I. Pre-Reading Activities

 Predictions: Using a Pre-reading Organizer

Directions: Examine the title of the post and of the actual article. Next examine the photos. Write a paragraph describing what you think this article will discuss. A pre-reading organizer may be used. (Below San Juan Edu chart)

II. While Reading Activities

Word Inference

Directions: Try to infer the meanings of the words in bold taken from the article. You use a dictionary, thesaurus, and Word Chart for assistance.

  1. At theme parks, dolphins love to spray water onto tourists.
  2. I quickly noticed a few things about dolphin research.
  3. Their idle amusement turns out to reveal an almost artistic ability.
  4. The animal kingdom is full of frolicking, frisking, gamboling and romping critters.
  5. A fawn frolics in the meadow to become more agile.
  6. Keas spend their days doing aerial acrobatics for no reason scientists can discern.
  7. They’re thinking in very sophisticated ways.
  8. Dr. Taylor studies kea intelligence and stressed that they are not malicious.
  9. Unlike most animals, keas are most dominant as juveniles.
  10. Marc Bekoff has noticed all sorts of fundamental rules around fun.

 

 Grammar Focus: Structure and Usage

Directions: The following groups of sentences are from the article. One of the sentences in each group contains a grammatical  error.  Identify the sentence (1, 2, or 3 ) from each group that contains the grammatical error.

I
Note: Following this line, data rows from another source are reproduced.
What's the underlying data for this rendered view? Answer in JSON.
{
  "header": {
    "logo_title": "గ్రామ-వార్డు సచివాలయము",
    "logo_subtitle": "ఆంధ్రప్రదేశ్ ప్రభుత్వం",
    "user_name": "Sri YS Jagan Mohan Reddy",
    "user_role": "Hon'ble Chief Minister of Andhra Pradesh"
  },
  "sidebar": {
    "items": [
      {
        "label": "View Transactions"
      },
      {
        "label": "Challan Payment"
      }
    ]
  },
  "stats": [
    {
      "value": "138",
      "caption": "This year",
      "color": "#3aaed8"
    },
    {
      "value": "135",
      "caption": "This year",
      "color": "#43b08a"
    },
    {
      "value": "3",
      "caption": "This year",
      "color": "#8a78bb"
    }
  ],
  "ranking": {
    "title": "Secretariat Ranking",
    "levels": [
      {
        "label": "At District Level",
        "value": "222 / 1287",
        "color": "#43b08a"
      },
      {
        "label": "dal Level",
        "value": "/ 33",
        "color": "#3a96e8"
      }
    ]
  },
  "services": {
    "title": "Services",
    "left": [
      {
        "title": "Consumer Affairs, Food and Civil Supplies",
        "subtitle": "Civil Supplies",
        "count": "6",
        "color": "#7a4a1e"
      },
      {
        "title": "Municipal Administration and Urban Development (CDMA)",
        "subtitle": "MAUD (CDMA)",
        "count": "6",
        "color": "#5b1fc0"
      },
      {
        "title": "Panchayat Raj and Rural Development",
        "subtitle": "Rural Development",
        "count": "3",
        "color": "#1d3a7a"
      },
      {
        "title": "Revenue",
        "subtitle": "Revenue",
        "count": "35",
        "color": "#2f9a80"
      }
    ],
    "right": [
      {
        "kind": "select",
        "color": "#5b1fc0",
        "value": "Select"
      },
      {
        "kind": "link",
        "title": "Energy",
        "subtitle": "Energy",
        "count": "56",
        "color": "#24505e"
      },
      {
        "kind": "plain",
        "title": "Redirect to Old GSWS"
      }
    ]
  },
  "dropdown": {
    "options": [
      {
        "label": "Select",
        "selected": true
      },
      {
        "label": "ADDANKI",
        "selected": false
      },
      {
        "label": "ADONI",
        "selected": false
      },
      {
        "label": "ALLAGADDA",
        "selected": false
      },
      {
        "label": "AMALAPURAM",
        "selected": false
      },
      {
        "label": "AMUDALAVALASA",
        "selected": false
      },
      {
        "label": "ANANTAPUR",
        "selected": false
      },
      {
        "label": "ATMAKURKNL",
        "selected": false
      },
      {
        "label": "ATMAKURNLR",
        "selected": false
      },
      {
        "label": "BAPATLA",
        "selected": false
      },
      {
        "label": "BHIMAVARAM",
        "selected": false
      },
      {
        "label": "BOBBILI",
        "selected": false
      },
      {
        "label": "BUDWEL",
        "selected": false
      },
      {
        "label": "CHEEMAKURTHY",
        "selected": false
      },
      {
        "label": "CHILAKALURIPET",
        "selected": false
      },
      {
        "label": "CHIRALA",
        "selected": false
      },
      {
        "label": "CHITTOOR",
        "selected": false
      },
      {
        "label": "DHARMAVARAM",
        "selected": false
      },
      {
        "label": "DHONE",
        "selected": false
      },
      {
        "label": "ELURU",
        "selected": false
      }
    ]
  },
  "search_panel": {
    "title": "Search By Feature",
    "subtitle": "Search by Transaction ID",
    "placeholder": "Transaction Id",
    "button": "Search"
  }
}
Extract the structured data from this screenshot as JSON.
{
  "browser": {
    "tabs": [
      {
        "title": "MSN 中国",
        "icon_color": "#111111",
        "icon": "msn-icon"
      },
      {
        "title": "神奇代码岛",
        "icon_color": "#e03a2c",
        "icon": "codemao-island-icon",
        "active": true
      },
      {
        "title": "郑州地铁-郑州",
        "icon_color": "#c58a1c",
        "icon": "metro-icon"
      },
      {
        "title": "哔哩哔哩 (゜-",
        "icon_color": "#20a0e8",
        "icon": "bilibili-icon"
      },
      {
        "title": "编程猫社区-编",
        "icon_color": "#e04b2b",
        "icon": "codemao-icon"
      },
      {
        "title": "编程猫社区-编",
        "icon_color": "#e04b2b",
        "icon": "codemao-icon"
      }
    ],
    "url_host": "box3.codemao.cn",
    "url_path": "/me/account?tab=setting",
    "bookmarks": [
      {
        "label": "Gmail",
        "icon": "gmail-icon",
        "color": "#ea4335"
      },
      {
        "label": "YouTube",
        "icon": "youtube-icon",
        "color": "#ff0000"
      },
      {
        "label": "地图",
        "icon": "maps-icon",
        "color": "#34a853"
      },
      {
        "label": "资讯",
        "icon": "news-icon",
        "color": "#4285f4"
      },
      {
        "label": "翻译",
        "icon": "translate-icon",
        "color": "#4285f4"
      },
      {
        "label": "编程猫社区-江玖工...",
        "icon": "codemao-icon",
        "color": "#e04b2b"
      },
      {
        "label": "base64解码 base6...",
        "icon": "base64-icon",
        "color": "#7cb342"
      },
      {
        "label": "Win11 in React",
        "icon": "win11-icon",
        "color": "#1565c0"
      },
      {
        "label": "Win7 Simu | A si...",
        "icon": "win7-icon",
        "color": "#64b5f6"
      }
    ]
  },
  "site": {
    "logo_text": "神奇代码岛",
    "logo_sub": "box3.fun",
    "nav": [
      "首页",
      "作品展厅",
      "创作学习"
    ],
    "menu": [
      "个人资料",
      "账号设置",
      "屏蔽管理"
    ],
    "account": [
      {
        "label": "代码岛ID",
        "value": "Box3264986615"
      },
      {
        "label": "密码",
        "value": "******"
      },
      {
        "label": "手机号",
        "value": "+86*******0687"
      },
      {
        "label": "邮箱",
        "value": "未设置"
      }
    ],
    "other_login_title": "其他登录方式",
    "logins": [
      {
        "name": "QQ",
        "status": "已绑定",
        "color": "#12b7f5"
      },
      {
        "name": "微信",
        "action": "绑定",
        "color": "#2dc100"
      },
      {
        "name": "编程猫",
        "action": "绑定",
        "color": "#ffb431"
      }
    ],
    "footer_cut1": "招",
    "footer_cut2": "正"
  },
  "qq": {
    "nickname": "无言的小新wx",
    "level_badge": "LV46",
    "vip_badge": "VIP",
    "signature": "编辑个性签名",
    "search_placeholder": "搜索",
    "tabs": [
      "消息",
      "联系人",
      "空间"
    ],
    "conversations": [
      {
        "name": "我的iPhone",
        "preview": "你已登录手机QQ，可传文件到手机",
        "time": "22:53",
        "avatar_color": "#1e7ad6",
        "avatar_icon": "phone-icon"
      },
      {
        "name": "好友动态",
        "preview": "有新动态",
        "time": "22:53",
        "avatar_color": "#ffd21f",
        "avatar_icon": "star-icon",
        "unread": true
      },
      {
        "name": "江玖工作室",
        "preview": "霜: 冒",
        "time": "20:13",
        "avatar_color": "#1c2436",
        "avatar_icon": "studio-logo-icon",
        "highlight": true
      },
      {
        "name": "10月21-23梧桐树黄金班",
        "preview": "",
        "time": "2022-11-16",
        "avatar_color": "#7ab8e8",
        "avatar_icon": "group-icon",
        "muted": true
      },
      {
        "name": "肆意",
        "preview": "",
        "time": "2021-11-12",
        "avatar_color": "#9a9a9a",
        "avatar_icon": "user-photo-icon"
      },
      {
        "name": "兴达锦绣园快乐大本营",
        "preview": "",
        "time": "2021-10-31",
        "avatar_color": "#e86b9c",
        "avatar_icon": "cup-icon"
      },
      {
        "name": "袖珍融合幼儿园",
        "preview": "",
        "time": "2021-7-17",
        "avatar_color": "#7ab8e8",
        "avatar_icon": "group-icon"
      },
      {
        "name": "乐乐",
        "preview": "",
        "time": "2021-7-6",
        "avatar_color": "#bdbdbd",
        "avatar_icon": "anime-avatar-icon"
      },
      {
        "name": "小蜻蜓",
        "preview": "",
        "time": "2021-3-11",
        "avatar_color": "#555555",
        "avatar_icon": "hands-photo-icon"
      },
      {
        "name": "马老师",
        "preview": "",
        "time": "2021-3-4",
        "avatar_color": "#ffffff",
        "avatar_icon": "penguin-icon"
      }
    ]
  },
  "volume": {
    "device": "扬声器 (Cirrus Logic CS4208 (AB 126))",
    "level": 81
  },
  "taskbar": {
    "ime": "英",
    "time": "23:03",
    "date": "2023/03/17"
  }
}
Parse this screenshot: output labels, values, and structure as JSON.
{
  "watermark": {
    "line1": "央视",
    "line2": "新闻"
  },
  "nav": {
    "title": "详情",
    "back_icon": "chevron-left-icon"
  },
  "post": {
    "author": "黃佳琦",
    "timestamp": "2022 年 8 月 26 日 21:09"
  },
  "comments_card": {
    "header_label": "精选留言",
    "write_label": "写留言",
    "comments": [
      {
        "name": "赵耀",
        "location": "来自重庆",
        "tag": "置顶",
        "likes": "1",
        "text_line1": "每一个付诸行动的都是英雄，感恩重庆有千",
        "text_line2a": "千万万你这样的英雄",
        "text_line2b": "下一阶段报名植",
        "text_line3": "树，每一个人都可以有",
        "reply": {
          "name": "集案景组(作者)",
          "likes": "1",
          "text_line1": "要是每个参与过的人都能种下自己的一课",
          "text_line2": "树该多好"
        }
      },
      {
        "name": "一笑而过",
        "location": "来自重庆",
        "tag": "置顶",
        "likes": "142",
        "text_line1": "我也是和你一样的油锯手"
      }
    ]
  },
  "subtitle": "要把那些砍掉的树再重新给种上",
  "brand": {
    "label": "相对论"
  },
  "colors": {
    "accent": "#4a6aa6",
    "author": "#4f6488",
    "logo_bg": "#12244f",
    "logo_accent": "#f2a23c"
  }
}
  1. Human play develop predictably as we get older.
  2. We start out with simple peekaboo.
  3. The animal world is full of games.

II

 

  1. Dolphins are not the only animals that like to play.
  2. The animal kingdom is full of frolicking critters.
  3. All sorts of animals play for all sorts of reasons.

III

  1. Marc Bekoff has spent decades watching juvenile coyotes.
  2. Fairness and turn-taking are key to animal play.
  3. They’re thinking in very sophisticated ways.

Reading Comprehension

True /False/NA-Statements

Directions: Review the following statements from the reading.  If  a statement is true they mark it T. If the statement is  not applicable, mark it NA. If the statement is false  mark  it F and provide the correct answer. 

  1. The author first learned about dolphin behavior in a zoo.
  2. To the author, observing dolphins can be exciting.
  3. Language, consciousness, communication are easier to study if the animal thinks there’s food involved.
  4. You cannot force a dolphin to do anything.
  5. The author co-wrote a paper about the odd bubble rings they [dolphins] blow and play with.
  6. A kitten chases string so that one day it can grow muscles.
  7. New Zealand keas are large  kangaroos.
  8. Keas are native to the high mountains.
  9. Keas are most dominant as old adults.
  10. Fairness and turn-taking are key to animal play.

 

III. Post Reading Activities

WH-How Questions

Directions: Have students use the  WH-question format to discuss or to write the main points from the article.

Who or What is the article about?

Where does the action/event take place?

When does the action/event take place?

Why did the action/event occur?

How did the action/event occur?

 

Discussion Questions for Comprehension /Writing

Directions: Have  students discuss the following questions/statements. Afterwards,  students share their thoughts as a class. To reinforce the ideas, students can write an essay on one of the topics mentioned.

  1. Have you ever had the opportunity to work with animals? If yes, describe your experience.
  2. Where did the author first learn about dolphin behavior?
  3. Almost all dolphin experiments involve what?
  4. What are the three major things that behavioral scientists study in dolphin behavior?
  5. According to the article what might parents better understand about their kids?
  6. Within a coyote pack what happens when a member does not play ‘fair’ with the other pack members?
  7. According to the article what is the greatest lesson humans can learn about play from animals?
  8. What new information have you learned from this article?

 

3-2-1-Writing

Directions: In 5 minutes to write down three new ideas  you’ve learned about the topic from the reading,  two things  that  you did not understand in the reading, and one thing you  would like to know that the article did not mention. Review the responses as a class.

ANSWER KEY